DATASET RECORDS =>
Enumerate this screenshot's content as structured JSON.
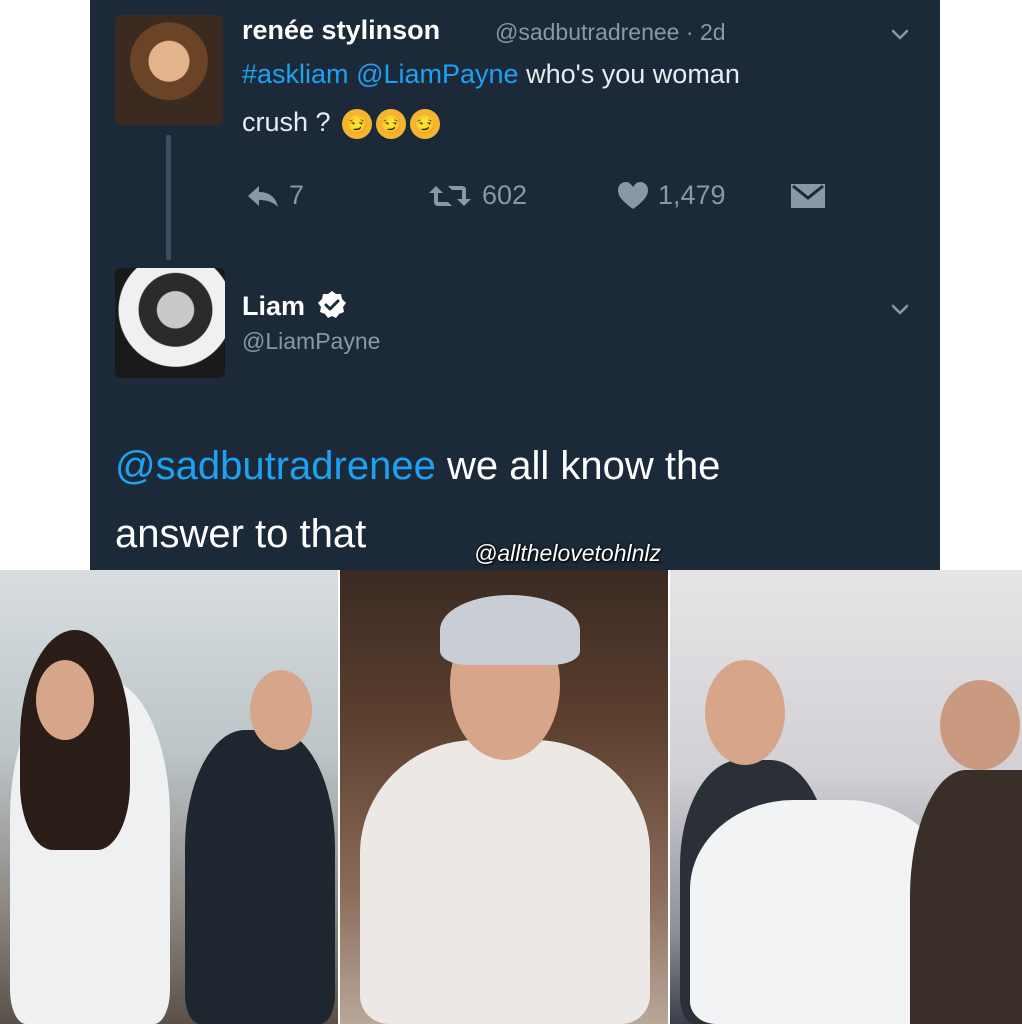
{
  "tweet1": {
    "name": "renée stylinson",
    "handle": "@sadbutradrenee",
    "sep": "·",
    "time": "2d",
    "hashtag": "#askliam",
    "mention": "@LiamPayne",
    "text_after": "who's you woman",
    "text_line2": "crush ?",
    "emoji_glyph": "😏",
    "reply_count": "7",
    "retweet_count": "602",
    "like_count": "1,479"
  },
  "tweet2": {
    "name": "Liam",
    "handle": "@LiamPayne",
    "mention": "@sadbutradrenee",
    "text_after": "we all know the",
    "text_line2": "answer to that"
  },
  "watermark": "@allthelovetohlnlz",
  "colors": {
    "panel_bg": "#1c2938",
    "link": "#1da1f2",
    "muted": "#8899a6",
    "text": "#e6ecf0",
    "verified": "#ffffff"
  },
  "icons": {
    "reply": "reply-icon",
    "retweet": "retweet-icon",
    "like": "heart-icon",
    "dm": "envelope-icon",
    "verified": "verified-badge-icon",
    "more": "chevron-down-icon"
  }
}
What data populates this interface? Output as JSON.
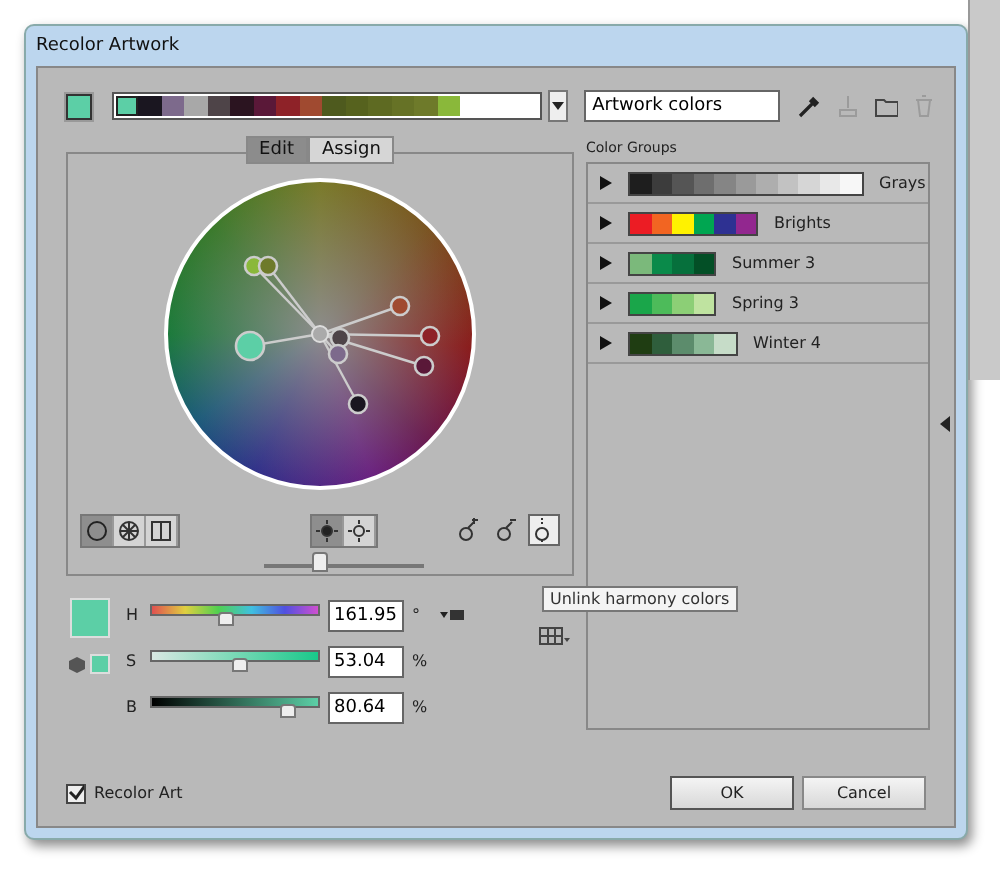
{
  "window": {
    "title": "Recolor Artwork"
  },
  "current_swatch": {
    "color": "#5ccfa6"
  },
  "color_bar": {
    "swatches": [
      {
        "color": "#5ccfa6",
        "selected": true
      },
      {
        "color": "#1a1620"
      },
      {
        "color": "#7d6a8c"
      },
      {
        "color": "#a8a8a8"
      },
      {
        "color": "#4e4448"
      },
      {
        "color": "#2b1420"
      },
      {
        "color": "#5a1838"
      },
      {
        "color": "#8e2228"
      },
      {
        "color": "#a04a30"
      },
      {
        "color": "#4e5a1e"
      },
      {
        "color": "#56621e"
      },
      {
        "color": "#5e6a22"
      },
      {
        "color": "#667226"
      },
      {
        "color": "#6e7a2a"
      },
      {
        "color": "#8ab83a"
      }
    ]
  },
  "name_field": {
    "value": "Artwork colors"
  },
  "tabs": [
    {
      "label": "Edit",
      "selected": true
    },
    {
      "label": "Assign",
      "selected": false
    }
  ],
  "wheel_modes": [
    {
      "kind": "smooth",
      "selected": true
    },
    {
      "kind": "segmented",
      "selected": false
    },
    {
      "kind": "bars",
      "selected": false
    }
  ],
  "wheel_display": [
    {
      "kind": "brightness",
      "selected": true
    },
    {
      "kind": "saturation",
      "selected": false
    }
  ],
  "wheel_slider": {
    "level": 0.35
  },
  "harmony_tools": [
    {
      "kind": "add",
      "selected": false
    },
    {
      "kind": "remove",
      "selected": false
    },
    {
      "kind": "unlink",
      "selected": true
    }
  ],
  "tooltip": "Unlink harmony colors",
  "hsb": [
    {
      "label": "H",
      "kind": "hue",
      "level": 0.45,
      "value": "161.95",
      "unit": "°"
    },
    {
      "label": "S",
      "kind": "saturation",
      "level": 0.53,
      "value": "53.04",
      "unit": "%"
    },
    {
      "label": "B",
      "kind": "brightness",
      "level": 0.81,
      "value": "80.64",
      "unit": "%"
    }
  ],
  "color_groups": {
    "title": "Color Groups",
    "groups": [
      {
        "name": "Grays",
        "expanded": false,
        "swatches": [
          {
            "color": "#1e1e1e"
          },
          {
            "color": "#3c3c3c"
          },
          {
            "color": "#555555"
          },
          {
            "color": "#6e6e6e"
          },
          {
            "color": "#858585"
          },
          {
            "color": "#9a9a9a"
          },
          {
            "color": "#aeaeae"
          },
          {
            "color": "#c2c2c2"
          },
          {
            "color": "#d6d6d6"
          },
          {
            "color": "#e8e8e8"
          },
          {
            "color": "#f7f7f7"
          }
        ]
      },
      {
        "name": "Brights",
        "expanded": false,
        "swatches": [
          {
            "color": "#ec1c24"
          },
          {
            "color": "#f26522"
          },
          {
            "color": "#fff200"
          },
          {
            "color": "#00a651"
          },
          {
            "color": "#2e3192"
          },
          {
            "color": "#92278f"
          }
        ]
      },
      {
        "name": "Summer 3",
        "expanded": false,
        "swatches": [
          {
            "color": "#7bb97b"
          },
          {
            "color": "#0a8a4a"
          },
          {
            "color": "#06703c"
          },
          {
            "color": "#034f26"
          }
        ]
      },
      {
        "name": "Spring 3",
        "expanded": false,
        "swatches": [
          {
            "color": "#1aa64a"
          },
          {
            "color": "#4dbb5a"
          },
          {
            "color": "#8ccf76"
          },
          {
            "color": "#bfe3a0"
          }
        ]
      },
      {
        "name": "Winter 4",
        "expanded": false,
        "swatches": [
          {
            "color": "#1f3d12"
          },
          {
            "color": "#2f5e3c"
          },
          {
            "color": "#5c8c6c"
          },
          {
            "color": "#8ab896"
          },
          {
            "color": "#c6dcc8"
          }
        ]
      }
    ]
  },
  "recolor_art": {
    "label": "Recolor Art",
    "checked": true
  },
  "buttons": [
    {
      "label": "OK",
      "kind": "default"
    },
    {
      "label": "Cancel",
      "kind": "normal"
    }
  ]
}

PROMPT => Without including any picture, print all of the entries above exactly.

SOLUTION FOR THIS PROBLEM =>
Enumerate this screenshot's content as structured JSON.
{
  "tweet1": {
    "name": "renée stylinson",
    "handle": "@sadbutradrenee",
    "sep": "·",
    "time": "2d",
    "hashtag": "#askliam",
    "mention": "@LiamPayne",
    "text_after": "who's you woman",
    "text_line2": "crush ?",
    "emoji_glyph": "😏",
    "reply_count": "7",
    "retweet_count": "602",
    "like_count": "1,479"
  },
  "tweet2": {
    "name": "Liam",
    "handle": "@LiamPayne",
    "mention": "@sadbutradrenee",
    "text_after": "we all know the",
    "text_line2": "answer to that"
  },
  "watermark": "@allthelovetohlnlz",
  "colors": {
    "panel_bg": "#1c2938",
    "link": "#1da1f2",
    "muted": "#8899a6",
    "text": "#e6ecf0",
    "verified": "#ffffff"
  },
  "icons": {
    "reply": "reply-icon",
    "retweet": "retweet-icon",
    "like": "heart-icon",
    "dm": "envelope-icon",
    "verified": "verified-badge-icon",
    "more": "chevron-down-icon"
  }
}
What data populates this interface? Output as JSON.
{
  "window": {
    "title": "Recolor Artwork"
  },
  "current_swatch": {
    "color": "#5ccfa6"
  },
  "color_bar": {
    "swatches": [
      {
        "color": "#5ccfa6",
        "selected": true
      },
      {
        "color": "#1a1620"
      },
      {
        "color": "#7d6a8c"
      },
      {
        "color": "#a8a8a8"
      },
      {
        "color": "#4e4448"
      },
      {
        "color": "#2b1420"
      },
      {
        "color": "#5a1838"
      },
      {
        "color": "#8e2228"
      },
      {
        "color": "#a04a30"
      },
      {
        "color": "#4e5a1e"
      },
      {
        "color": "#56621e"
      },
      {
        "color": "#5e6a22"
      },
      {
        "color": "#667226"
      },
      {
        "color": "#6e7a2a"
      },
      {
        "color": "#8ab83a"
      }
    ]
  },
  "name_field": {
    "value": "Artwork colors"
  },
  "tabs": [
    {
      "label": "Edit",
      "selected": true
    },
    {
      "label": "Assign",
      "selected": false
    }
  ],
  "wheel_modes": [
    {
      "kind": "smooth",
      "selected": true
    },
    {
      "kind": "segmented",
      "selected": false
    },
    {
      "kind": "bars",
      "selected": false
    }
  ],
  "wheel_display": [
    {
      "kind": "brightness",
      "selected": true
    },
    {
      "kind": "saturation",
      "selected": false
    }
  ],
  "wheel_slider": {
    "level": 0.35
  },
  "harmony_tools": [
    {
      "kind": "add",
      "selected": false
    },
    {
      "kind": "remove",
      "selected": false
    },
    {
      "kind": "unlink",
      "selected": true
    }
  ],
  "tooltip": "Unlink harmony colors",
  "hsb": [
    {
      "label": "H",
      "kind": "hue",
      "level": 0.45,
      "value": "161.95",
      "unit": "°"
    },
    {
      "label": "S",
      "kind": "saturation",
      "level": 0.53,
      "value": "53.04",
      "unit": "%"
    },
    {
      "label": "B",
      "kind": "brightness",
      "level": 0.81,
      "value": "80.64",
      "unit": "%"
    }
  ],
  "color_groups": {
    "title": "Color Groups",
    "groups": [
      {
        "name": "Grays",
        "expanded": false,
        "swatches": [
          {
            "color": "#1e1e1e"
          },
          {
            "color": "#3c3c3c"
          },
          {
            "color": "#555555"
          },
          {
            "color": "#6e6e6e"
          },
          {
            "color": "#858585"
          },
          {
            "color": "#9a9a9a"
          },
          {
            "color": "#aeaeae"
          },
          {
            "color": "#c2c2c2"
          },
          {
            "color": "#d6d6d6"
          },
          {
            "color": "#e8e8e8"
          },
          {
            "color": "#f7f7f7"
          }
        ]
      },
      {
        "name": "Brights",
        "expanded": false,
        "swatches": [
          {
            "color": "#ec1c24"
          },
          {
            "color": "#f26522"
          },
          {
            "color": "#fff200"
          },
          {
            "color": "#00a651"
          },
          {
            "color": "#2e3192"
          },
          {
            "color": "#92278f"
          }
        ]
      },
      {
        "name": "Summer 3",
        "expanded": false,
        "swatches": [
          {
            "color": "#7bb97b"
          },
          {
            "color": "#0a8a4a"
          },
          {
            "color": "#06703c"
          },
          {
            "color": "#034f26"
          }
        ]
      },
      {
        "name": "Spring 3",
        "expanded": false,
        "swatches": [
          {
            "color": "#1aa64a"
          },
          {
            "color": "#4dbb5a"
          },
          {
            "color": "#8ccf76"
          },
          {
            "color": "#bfe3a0"
          }
        ]
      },
      {
        "name": "Winter 4",
        "expanded": false,
        "swatches": [
          {
            "color": "#1f3d12"
          },
          {
            "color": "#2f5e3c"
          },
          {
            "color": "#5c8c6c"
          },
          {
            "color": "#8ab896"
          },
          {
            "color": "#c6dcc8"
          }
        ]
      }
    ]
  },
  "recolor_art": {
    "label": "Recolor Art",
    "checked": true
  },
  "buttons": [
    {
      "label": "OK",
      "kind": "default"
    },
    {
      "label": "Cancel",
      "kind": "normal"
    }
  ]
}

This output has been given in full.